Among the entries that follow, some lines contain the word "Tagen". Show all of them.

-------

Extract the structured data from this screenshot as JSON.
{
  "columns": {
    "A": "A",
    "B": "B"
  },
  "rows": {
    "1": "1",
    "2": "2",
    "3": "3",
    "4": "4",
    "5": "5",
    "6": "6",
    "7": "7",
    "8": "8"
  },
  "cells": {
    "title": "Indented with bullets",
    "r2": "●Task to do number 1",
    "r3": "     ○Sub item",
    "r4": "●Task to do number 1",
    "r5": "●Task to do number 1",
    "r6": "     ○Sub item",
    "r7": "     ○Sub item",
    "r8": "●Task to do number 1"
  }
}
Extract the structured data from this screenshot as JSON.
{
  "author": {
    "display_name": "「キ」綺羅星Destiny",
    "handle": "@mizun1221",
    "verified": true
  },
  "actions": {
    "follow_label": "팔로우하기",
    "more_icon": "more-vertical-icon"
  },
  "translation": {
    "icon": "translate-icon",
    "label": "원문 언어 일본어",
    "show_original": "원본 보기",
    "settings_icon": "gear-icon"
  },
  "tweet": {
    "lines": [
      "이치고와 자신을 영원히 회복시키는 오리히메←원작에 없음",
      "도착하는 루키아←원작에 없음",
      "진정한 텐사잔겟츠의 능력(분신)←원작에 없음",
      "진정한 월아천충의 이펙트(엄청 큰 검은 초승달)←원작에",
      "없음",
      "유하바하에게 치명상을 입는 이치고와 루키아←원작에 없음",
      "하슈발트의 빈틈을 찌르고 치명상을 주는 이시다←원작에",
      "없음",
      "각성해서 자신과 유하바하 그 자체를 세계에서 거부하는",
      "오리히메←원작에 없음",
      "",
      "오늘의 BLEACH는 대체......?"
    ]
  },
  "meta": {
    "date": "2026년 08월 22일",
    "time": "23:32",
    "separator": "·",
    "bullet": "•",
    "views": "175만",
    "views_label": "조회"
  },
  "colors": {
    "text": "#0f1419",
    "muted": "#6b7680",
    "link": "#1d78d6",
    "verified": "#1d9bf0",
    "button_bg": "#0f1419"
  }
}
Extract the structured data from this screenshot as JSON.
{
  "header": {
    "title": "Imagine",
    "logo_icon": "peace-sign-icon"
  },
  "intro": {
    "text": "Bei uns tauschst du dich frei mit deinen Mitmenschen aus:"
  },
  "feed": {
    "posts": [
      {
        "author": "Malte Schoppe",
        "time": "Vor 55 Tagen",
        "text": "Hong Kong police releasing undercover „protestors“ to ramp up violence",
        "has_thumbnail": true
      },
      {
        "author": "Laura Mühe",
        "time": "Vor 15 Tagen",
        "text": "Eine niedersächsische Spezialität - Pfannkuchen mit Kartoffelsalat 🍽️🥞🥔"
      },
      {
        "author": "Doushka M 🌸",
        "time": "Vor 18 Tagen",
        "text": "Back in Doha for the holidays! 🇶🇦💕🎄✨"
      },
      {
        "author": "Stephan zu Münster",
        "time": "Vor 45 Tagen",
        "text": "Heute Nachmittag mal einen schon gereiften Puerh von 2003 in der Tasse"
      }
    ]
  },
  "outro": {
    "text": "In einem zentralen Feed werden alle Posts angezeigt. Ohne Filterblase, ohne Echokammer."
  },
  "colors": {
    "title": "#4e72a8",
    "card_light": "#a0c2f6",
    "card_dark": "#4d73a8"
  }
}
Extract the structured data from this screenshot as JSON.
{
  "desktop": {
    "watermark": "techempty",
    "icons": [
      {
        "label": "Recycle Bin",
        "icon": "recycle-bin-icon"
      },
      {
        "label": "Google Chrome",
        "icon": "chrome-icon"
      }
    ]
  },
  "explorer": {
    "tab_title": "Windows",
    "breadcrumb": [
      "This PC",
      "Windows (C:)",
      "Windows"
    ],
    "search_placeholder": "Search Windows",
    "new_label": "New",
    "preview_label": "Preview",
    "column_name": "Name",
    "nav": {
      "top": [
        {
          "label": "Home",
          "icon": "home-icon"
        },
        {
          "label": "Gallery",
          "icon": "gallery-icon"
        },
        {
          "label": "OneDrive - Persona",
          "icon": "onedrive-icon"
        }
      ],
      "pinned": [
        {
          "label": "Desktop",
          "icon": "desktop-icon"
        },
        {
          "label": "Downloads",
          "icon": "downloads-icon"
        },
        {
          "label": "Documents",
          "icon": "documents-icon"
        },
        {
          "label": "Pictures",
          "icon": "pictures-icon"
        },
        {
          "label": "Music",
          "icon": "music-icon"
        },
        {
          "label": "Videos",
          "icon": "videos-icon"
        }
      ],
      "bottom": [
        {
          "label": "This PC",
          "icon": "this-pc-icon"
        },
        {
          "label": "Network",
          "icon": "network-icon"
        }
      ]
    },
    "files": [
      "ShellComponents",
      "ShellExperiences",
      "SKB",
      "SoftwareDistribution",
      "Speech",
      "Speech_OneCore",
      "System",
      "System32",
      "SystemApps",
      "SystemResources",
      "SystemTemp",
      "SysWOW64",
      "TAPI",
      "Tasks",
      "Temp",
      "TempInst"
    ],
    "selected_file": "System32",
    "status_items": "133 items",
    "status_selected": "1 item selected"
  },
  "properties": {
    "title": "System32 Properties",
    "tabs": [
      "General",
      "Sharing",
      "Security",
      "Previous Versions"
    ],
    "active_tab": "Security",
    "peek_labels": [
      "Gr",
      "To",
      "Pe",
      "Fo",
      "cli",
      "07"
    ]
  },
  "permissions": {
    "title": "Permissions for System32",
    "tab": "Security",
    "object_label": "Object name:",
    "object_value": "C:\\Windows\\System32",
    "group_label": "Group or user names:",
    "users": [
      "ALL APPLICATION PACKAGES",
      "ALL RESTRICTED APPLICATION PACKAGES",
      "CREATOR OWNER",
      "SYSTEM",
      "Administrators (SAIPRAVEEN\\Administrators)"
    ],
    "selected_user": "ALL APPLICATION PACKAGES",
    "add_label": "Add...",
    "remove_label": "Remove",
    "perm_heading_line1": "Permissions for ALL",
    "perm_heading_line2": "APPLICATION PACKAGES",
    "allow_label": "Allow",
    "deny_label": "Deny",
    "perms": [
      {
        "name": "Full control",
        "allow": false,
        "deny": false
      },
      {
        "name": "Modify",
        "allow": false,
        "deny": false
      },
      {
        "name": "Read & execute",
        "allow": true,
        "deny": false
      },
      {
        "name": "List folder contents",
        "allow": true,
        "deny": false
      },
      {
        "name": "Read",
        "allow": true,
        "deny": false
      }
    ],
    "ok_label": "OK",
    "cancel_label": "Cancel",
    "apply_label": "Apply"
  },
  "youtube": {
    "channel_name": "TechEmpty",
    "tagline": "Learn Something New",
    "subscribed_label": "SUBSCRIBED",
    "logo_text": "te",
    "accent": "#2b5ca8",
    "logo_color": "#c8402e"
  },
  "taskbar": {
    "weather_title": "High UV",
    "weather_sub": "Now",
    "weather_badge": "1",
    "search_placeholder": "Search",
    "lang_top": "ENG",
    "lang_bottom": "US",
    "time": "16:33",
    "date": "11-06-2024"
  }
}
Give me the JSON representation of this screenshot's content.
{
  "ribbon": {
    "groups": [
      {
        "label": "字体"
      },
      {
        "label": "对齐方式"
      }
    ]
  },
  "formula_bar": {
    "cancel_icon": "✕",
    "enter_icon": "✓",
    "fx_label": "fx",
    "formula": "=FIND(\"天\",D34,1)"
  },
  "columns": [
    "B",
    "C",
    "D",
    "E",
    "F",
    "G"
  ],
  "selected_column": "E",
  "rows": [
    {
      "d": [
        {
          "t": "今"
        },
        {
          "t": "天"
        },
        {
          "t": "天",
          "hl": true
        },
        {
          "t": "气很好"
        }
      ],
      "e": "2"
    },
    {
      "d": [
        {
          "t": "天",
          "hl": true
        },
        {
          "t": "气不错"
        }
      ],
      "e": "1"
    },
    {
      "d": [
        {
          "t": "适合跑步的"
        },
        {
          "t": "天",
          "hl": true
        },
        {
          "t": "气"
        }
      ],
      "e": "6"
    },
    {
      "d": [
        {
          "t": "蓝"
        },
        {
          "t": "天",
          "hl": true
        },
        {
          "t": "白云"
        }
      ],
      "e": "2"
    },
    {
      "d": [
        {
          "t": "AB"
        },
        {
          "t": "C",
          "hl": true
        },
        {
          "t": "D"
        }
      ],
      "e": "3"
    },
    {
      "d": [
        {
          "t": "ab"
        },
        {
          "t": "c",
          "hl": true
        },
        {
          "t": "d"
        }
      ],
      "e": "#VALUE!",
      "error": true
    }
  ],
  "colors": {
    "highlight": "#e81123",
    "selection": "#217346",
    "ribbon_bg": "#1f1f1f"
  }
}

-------

=== YOUR SOLUTION ===
        "time": "Vor 55 Tagen",
        "time": "Vor 15 Tagen",
        "time": "Vor 18 Tagen",
        "time": "Vor 45 Tagen",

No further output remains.